Prof. Matar, Libyan author and member of Barnard's English faculty, answers questions on Libya through The New Yorker's "Ask the Author" webpage.
Ten years after the events of September 11, an international group of artists, writers, and activists gather to explore the effects of catastrophe and discuss creative responses to disaster.
Matt D. Childs examines how the transatlantic slave trade brought about the formation of a common identity for the Yoruba and Igbo peoples of Africa.
Professor Sergio DellaPergolla reexamines the main patterns and influences of international migration from the former Soviet Union.
Anthropology professor Nan Rothschild is spearheading an excavation project this summer in Central Park examining the remains of Seneca Village, an African-American village that was displaced when the park was created in the 1850s.
History professor's new book traces the long and varied history of milk in society.

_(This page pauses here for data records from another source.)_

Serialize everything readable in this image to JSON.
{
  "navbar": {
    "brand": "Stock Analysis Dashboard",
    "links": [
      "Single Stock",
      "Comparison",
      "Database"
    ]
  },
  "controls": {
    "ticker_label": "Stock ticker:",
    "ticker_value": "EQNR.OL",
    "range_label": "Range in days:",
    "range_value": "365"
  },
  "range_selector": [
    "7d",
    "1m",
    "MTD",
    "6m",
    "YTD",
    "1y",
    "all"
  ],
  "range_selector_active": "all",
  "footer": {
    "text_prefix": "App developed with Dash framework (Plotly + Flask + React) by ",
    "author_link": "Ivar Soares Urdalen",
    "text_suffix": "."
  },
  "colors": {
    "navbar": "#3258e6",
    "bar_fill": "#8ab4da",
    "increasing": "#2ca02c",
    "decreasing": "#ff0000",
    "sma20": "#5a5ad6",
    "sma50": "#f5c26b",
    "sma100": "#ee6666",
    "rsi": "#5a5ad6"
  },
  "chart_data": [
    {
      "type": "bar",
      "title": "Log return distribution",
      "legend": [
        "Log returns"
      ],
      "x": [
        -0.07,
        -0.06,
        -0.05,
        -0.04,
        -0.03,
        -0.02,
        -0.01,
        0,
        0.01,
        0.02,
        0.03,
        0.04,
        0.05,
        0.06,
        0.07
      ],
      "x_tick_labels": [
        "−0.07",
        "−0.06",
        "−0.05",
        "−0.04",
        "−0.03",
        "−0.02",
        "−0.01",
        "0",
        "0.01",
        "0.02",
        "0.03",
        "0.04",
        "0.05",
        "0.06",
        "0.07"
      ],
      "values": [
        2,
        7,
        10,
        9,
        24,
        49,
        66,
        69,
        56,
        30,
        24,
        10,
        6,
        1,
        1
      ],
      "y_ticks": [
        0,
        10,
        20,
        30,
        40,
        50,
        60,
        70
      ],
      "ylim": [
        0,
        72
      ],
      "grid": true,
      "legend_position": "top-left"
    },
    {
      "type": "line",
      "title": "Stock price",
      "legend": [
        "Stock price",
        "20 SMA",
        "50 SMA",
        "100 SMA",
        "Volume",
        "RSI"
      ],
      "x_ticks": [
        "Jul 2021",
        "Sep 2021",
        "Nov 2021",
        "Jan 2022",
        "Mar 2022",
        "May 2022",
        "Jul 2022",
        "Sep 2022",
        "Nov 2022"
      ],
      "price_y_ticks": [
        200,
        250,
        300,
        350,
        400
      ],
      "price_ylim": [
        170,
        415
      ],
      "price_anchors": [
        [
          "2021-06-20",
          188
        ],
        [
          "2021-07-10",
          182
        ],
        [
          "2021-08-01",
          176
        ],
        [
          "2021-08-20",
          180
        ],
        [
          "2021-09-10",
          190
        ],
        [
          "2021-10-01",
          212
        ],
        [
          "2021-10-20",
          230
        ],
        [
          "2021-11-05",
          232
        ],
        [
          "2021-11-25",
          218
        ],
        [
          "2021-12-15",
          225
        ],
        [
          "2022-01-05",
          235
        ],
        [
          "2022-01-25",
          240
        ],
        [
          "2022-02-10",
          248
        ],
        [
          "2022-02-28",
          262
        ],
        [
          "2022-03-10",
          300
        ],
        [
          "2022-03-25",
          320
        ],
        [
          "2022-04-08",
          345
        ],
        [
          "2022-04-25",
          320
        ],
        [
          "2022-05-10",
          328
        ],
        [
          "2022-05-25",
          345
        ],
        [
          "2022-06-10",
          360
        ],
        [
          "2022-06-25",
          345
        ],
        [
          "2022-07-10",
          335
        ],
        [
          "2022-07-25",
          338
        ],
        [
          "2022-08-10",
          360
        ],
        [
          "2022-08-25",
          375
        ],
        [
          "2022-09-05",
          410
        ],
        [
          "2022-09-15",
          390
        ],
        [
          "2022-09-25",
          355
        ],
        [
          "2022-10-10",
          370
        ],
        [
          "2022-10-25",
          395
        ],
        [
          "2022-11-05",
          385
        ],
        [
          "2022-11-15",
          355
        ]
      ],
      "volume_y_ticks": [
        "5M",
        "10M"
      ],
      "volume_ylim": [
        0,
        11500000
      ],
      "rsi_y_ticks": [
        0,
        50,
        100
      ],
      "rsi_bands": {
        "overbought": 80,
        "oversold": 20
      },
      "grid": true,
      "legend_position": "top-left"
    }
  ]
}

Most cite mass migration across the Atlantic as the most important argument in support of the theory of mobility transition, but Professor Lucassen will reveal a more nuanced picture, offering a differentiated model that links mobility to larger processes of social, cultural, and economic change.